The Federal Reserve Bank of New York said Thursday that its Empire State Manufacturing index rose to 10 this month after having fallen to minus 1.23 in December. Any reading above zero indicates expansion. The December reading had been the first negative figure in nearly two years.
New orders and shipments both rose, as did a measure of current hiring. A gauge of future hiring plans jumped to its highest level in nearly three years.
The New York Fed's Empire State survey provides an early look at U.S. manufacturing each month. The New York Fed surveys 200 businesses in the state and typically receives responses from 100.
The improvement in the Empire State index indicates that the region's manufacturers are growing and remain optimistic despite faltering economies overseas.
Europe is barely expanding, Japan is in recession and China's rapid growth is stumbling. Those trends have weighed on U.S. exports.
An index that measures the prices regional factories paid for raw materials rose slightly, a sign that tumbling oil prices have yet to cause widespread declines in costs. Though falling prices may sound beneficial, widespread drops can cause deflation, which eventually pulls down wages as well and further slows economic growth.
The New York Fed's report is reassuring because it comes after other surveys last month suggested that U.S. factories were slowing a bit.

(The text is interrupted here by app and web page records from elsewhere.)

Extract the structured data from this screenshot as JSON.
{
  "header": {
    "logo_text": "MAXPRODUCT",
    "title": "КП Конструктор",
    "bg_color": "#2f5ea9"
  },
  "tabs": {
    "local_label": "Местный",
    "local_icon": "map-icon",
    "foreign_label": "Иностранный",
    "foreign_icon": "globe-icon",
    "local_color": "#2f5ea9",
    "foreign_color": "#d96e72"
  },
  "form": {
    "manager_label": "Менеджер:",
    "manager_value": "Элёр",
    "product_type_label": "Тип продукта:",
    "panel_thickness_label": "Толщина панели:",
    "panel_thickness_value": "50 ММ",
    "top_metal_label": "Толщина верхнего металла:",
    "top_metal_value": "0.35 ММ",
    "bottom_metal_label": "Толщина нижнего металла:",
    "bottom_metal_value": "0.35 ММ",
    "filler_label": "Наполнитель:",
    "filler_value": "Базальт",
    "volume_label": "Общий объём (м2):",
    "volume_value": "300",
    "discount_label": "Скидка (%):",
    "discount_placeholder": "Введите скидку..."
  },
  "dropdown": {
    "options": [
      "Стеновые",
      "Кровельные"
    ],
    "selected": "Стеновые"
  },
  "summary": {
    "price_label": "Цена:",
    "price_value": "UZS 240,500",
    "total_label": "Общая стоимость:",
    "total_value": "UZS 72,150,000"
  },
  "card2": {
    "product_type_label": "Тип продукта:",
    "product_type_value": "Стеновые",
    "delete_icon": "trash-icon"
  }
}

Manufacturing nationwide expanded last month but at the slowest pace in six months, according to the Institute for Supply Management. Orders and production grew but much more slowly.